* **Problem details**: From top to bottom, reproduce the listing without a single change.

* **Data records**:

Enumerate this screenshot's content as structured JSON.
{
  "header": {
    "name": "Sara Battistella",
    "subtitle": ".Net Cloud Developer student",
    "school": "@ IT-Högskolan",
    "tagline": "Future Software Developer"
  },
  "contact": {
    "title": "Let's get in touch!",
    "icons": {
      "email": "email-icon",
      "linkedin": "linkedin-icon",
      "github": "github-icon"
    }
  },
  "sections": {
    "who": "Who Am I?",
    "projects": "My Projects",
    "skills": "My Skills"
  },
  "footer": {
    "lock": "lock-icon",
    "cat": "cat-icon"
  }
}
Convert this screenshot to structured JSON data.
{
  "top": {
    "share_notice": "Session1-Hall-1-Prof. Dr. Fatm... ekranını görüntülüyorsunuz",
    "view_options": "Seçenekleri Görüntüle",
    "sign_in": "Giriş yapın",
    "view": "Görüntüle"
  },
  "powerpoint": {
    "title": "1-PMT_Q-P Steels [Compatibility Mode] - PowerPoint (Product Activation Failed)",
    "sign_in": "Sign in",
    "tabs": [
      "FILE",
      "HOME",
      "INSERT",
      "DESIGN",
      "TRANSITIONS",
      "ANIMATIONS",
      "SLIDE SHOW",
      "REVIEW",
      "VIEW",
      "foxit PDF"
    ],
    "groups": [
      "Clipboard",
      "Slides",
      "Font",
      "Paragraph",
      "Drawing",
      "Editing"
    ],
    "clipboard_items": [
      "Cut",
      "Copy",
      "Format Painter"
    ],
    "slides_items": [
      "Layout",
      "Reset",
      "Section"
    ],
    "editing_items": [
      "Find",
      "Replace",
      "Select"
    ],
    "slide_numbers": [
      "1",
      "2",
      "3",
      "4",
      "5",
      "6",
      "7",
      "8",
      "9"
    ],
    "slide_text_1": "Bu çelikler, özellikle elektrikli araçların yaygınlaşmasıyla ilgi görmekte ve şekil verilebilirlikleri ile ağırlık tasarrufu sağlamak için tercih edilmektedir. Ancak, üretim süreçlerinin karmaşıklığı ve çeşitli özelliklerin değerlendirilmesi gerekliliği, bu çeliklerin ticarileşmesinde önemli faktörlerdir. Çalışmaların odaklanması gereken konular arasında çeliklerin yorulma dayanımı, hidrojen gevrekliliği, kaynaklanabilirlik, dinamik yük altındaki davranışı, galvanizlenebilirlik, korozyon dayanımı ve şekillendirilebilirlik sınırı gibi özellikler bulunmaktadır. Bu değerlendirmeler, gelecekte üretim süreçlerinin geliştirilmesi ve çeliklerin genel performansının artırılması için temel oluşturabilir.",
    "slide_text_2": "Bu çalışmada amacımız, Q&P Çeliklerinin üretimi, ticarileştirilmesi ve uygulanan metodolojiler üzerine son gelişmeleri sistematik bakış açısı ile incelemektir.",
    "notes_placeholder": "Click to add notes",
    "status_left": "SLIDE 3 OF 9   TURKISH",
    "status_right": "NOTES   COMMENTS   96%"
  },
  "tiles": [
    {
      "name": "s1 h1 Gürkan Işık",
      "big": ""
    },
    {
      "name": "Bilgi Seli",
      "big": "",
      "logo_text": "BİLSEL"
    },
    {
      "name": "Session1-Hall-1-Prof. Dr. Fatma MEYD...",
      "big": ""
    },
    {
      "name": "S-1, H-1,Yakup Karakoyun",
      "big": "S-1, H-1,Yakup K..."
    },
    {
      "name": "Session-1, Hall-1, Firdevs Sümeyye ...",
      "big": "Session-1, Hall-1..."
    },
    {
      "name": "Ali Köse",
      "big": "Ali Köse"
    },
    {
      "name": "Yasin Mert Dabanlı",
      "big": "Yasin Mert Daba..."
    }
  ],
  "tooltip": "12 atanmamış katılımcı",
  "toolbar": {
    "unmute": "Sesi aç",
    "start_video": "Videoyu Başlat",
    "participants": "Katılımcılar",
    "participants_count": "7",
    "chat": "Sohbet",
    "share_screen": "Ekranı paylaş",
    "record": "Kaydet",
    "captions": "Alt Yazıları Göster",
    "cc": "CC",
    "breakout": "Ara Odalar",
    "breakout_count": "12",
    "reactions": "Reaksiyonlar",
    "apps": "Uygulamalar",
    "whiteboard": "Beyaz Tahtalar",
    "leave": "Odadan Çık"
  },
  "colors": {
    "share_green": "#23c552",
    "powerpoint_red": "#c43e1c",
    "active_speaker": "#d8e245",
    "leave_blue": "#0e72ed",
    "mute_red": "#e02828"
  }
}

* **Result of the task**:
Enumerate this screenshot's content as structured JSON.
{
  "header": {
    "name": "Sara Battistella",
    "subtitle": ".Net Cloud Developer student",
    "school": "@ IT-Högskolan",
    "tagline": "Future Software Developer"
  },
  "contact": {
    "title": "Let's get in touch!",
    "icons": {
      "email": "email-icon",
      "linkedin": "linkedin-icon",
      "github": "github-icon"
    }
  },
  "sections": {
    "who": "Who Am I?",
    "projects": "My Projects",
    "skills": "My Skills"
  },
  "footer": {
    "lock": "lock-icon",
    "cat": "cat-icon"
  }
}
Convert this screenshot to structured JSON data.
{
  "top": {
    "share_notice": "Session1-Hall-1-Prof. Dr. Fatm... ekranını görüntülüyorsunuz",
    "view_options": "Seçenekleri Görüntüle",
    "sign_in": "Giriş yapın",
    "view": "Görüntüle"
  },
  "powerpoint": {
    "title": "1-PMT_Q-P Steels [Compatibility Mode] - PowerPoint (Product Activation Failed)",
    "sign_in": "Sign in",
    "tabs": [
      "FILE",
      "HOME",
      "INSERT",
      "DESIGN",
      "TRANSITIONS",
      "ANIMATIONS",
      "SLIDE SHOW",
      "REVIEW",
      "VIEW",
      "foxit PDF"
    ],
    "groups": [
      "Clipboard",
      "Slides",
      "Font",
      "Paragraph",
      "Drawing",
      "Editing"
    ],
    "clipboard_items": [
      "Cut",
      "Copy",
      "Format Painter"
    ],
    "slides_items": [
      "Layout",
      "Reset",
      "Section"
    ],
    "editing_items": [
      "Find",
      "Replace",
      "Select"
    ],
    "slide_numbers": [
      "1",
      "2",
      "3",
      "4",
      "5",
      "6",
      "7",
      "8",
      "9"
    ],
    "slide_text_1": "Bu çelikler, özellikle elektrikli araçların yaygınlaşmasıyla ilgi görmekte ve şekil verilebilirlikleri ile ağırlık tasarrufu sağlamak için tercih edilmektedir. Ancak, üretim süreçlerinin karmaşıklığı ve çeşitli özelliklerin değerlendirilmesi gerekliliği, bu çeliklerin ticarileşmesinde önemli faktörlerdir. Çalışmaların odaklanması gereken konular arasında çeliklerin yorulma dayanımı, hidrojen gevrekliliği, kaynaklanabilirlik, dinamik yük altındaki davranışı, galvanizlenebilirlik, korozyon dayanımı ve şekillendirilebilirlik sınırı gibi özellikler bulunmaktadır. Bu değerlendirmeler, gelecekte üretim süreçlerinin geliştirilmesi ve çeliklerin genel performansının artırılması için temel oluşturabilir.",
    "slide_text_2": "Bu çalışmada amacımız, Q&P Çeliklerinin üretimi, ticarileştirilmesi ve uygulanan metodolojiler üzerine son gelişmeleri sistematik bakış açısı ile incelemektir.",
    "notes_placeholder": "Click to add notes",
    "status_left": "SLIDE 3 OF 9   TURKISH",
    "status_right": "NOTES   COMMENTS   96%"
  },
  "tiles": [
    {
      "name": "s1 h1 Gürkan Işık",
      "big": ""
    },
    {
      "name": "Bilgi Seli",
      "big": "",
      "logo_text": "BİLSEL"
    },
    {
      "name": "Session1-Hall-1-Prof. Dr. Fatma MEYD...",
      "big": ""
    },
    {
      "name": "S-1, H-1,Yakup Karakoyun",
      "big": "S-1, H-1,Yakup K..."
    },
    {
      "name": "Session-1, Hall-1, Firdevs Sümeyye ...",
      "big": "Session-1, Hall-1..."
    },
    {
      "name": "Ali Köse",
      "big": "Ali Köse"
    },
    {
      "name": "Yasin Mert Dabanlı",
      "big": "Yasin Mert Daba..."
    }
  ],
  "tooltip": "12 atanmamış katılımcı",
  "toolbar": {
    "unmute": "Sesi aç",
    "start_video": "Videoyu Başlat",
    "participants": "Katılımcılar",
    "participants_count": "7",
    "chat": "Sohbet",
    "share_screen": "Ekranı paylaş",
    "record": "Kaydet",
    "captions": "Alt Yazıları Göster",
    "cc": "CC",
    "breakout": "Ara Odalar",
    "breakout_count": "12",
    "reactions": "Reaksiyonlar",
    "apps": "Uygulamalar",
    "whiteboard": "Beyaz Tahtalar",
    "leave": "Odadan Çık"
  },
  "colors": {
    "share_green": "#23c552",
    "powerpoint_red": "#c43e1c",
    "active_speaker": "#d8e245",
    "leave_blue": "#0e72ed",
    "mute_red": "#e02828"
  }
}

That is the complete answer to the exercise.